▸ **Aim of the task**
Which lines of the entries hold the string "Node"? Copy each one.

(Records from a data collection)

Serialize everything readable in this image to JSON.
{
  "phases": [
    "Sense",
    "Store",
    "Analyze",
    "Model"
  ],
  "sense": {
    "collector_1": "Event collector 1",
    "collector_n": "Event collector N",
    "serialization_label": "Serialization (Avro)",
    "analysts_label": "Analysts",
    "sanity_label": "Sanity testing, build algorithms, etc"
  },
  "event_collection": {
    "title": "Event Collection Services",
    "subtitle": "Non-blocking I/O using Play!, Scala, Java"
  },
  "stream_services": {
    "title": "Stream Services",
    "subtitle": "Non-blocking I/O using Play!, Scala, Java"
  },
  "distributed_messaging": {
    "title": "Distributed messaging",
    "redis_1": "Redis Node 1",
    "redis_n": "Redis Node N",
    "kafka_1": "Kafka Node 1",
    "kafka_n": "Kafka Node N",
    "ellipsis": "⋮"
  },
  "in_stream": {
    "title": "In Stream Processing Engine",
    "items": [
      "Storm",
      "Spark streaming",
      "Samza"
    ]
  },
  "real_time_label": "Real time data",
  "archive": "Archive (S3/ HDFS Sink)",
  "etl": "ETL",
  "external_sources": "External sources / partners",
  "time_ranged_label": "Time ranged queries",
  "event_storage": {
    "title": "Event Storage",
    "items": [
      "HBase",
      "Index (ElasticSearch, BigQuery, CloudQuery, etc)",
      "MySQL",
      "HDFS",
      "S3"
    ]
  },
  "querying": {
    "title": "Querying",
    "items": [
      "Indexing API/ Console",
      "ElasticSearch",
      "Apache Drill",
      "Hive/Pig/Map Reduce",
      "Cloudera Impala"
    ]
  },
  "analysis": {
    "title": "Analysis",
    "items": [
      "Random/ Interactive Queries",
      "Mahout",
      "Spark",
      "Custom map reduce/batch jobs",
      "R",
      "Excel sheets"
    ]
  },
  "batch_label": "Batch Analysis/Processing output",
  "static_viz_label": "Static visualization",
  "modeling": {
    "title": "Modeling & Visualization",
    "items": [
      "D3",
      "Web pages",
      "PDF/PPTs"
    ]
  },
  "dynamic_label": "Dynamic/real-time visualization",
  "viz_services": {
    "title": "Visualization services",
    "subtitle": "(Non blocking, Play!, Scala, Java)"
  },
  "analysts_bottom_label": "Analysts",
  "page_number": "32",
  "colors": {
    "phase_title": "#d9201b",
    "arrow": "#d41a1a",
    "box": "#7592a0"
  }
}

▸ **Result of the exercise**
    "redis_1": "Redis Node 1",
    "redis_n": "Redis Node N",
    "kafka_1": "Kafka Node 1",
    "kafka_n": "Kafka Node N",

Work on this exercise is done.